**TRY IT**
This exercise needs the complete data reproduced exactly.

***** DATASET RECORDS *****

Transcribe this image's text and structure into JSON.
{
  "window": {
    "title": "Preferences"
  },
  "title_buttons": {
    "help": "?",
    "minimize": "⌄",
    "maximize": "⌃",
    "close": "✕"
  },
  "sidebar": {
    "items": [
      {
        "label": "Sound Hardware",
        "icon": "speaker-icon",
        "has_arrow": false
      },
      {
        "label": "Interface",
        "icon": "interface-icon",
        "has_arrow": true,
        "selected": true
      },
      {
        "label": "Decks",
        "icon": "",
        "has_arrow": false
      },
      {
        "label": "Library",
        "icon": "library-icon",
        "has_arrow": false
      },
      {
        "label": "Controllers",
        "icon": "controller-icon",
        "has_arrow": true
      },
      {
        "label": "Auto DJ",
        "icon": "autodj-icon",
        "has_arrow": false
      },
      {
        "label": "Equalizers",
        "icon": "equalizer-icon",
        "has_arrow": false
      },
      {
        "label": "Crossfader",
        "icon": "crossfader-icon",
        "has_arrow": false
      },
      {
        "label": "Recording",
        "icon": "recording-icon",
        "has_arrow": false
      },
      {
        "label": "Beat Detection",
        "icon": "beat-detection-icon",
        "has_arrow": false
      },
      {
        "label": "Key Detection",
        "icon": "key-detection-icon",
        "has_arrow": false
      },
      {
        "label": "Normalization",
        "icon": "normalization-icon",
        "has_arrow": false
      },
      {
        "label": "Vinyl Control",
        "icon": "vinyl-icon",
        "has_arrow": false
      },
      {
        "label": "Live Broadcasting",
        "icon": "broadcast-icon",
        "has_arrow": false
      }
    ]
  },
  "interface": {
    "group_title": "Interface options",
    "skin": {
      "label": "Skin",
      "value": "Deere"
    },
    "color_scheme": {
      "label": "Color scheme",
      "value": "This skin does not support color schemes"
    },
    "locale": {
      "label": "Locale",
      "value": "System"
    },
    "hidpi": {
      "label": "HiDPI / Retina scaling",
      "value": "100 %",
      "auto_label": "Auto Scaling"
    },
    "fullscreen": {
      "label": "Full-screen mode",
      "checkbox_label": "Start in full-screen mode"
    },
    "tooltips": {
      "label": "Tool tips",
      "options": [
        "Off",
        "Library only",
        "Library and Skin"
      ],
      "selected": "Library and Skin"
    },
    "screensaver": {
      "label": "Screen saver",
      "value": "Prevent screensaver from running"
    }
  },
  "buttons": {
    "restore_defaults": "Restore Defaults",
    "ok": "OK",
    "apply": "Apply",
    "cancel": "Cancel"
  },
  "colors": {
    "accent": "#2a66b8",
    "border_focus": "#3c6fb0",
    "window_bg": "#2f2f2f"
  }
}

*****

**EXERCISE OUTPUT**
Transcribe this image's text and structure into JSON.
{
  "window": {
    "title": "Preferences"
  },
  "title_buttons": {
    "help": "?",
    "minimize": "⌄",
    "maximize": "⌃",
    "close": "✕"
  },
  "sidebar": {
    "items": [
      {
        "label": "Sound Hardware",
        "icon": "speaker-icon",
        "has_arrow": false
      },
      {
        "label": "Interface",
        "icon": "interface-icon",
        "has_arrow": true,
        "selected": true
      },
      {
        "label": "Decks",
        "icon": "",
        "has_arrow": false
      },
      {
        "label": "Library",
        "icon": "library-icon",
        "has_arrow": false
      },
      {
        "label": "Controllers",
        "icon": "controller-icon",
        "has_arrow": true
      },
      {
        "label": "Auto DJ",
        "icon": "autodj-icon",
        "has_arrow": false
      },
      {
        "label": "Equalizers",
        "icon": "equalizer-icon",
        "has_arrow": false
      },
      {
        "label": "Crossfader",
        "icon": "crossfader-icon",
        "has_arrow": false
      },
      {
        "label": "Recording",
        "icon": "recording-icon",
        "has_arrow": false
      },
      {
        "label": "Beat Detection",
        "icon": "beat-detection-icon",
        "has_arrow": false
      },
      {
        "label": "Key Detection",
        "icon": "key-detection-icon",
        "has_arrow": false
      },
      {
        "label": "Normalization",
        "icon": "normalization-icon",
        "has_arrow": false
      },
      {
        "label": "Vinyl Control",
        "icon": "vinyl-icon",
        "has_arrow": false
      },
      {
        "label": "Live Broadcasting",
        "icon": "broadcast-icon",
        "has_arrow": false
      }
    ]
  },
  "interface": {
    "group_title": "Interface options",
    "skin": {
      "label": "Skin",
      "value": "Deere"
    },
    "color_scheme": {
      "label": "Color scheme",
      "value": "This skin does not support color schemes"
    },
    "locale": {
      "label": "Locale",
      "value": "System"
    },
    "hidpi": {
      "label": "HiDPI / Retina scaling",
      "value": "100 %",
      "auto_label": "Auto Scaling"
    },
    "fullscreen": {
      "label": "Full-screen mode",
      "checkbox_label": "Start in full-screen mode"
    },
    "tooltips": {
      "label": "Tool tips",
      "options": [
        "Off",
        "Library only",
        "Library and Skin"
      ],
      "selected": "Library and Skin"
    },
    "screensaver": {
      "label": "Screen saver",
      "value": "Prevent screensaver from running"
    }
  },
  "buttons": {
    "restore_defaults": "Restore Defaults",
    "ok": "OK",
    "apply": "Apply",
    "cancel": "Cancel"
  },
  "colors": {
    "accent": "#2a66b8",
    "border_focus": "#3c6fb0",
    "window_bg": "#2f2f2f"
  }
}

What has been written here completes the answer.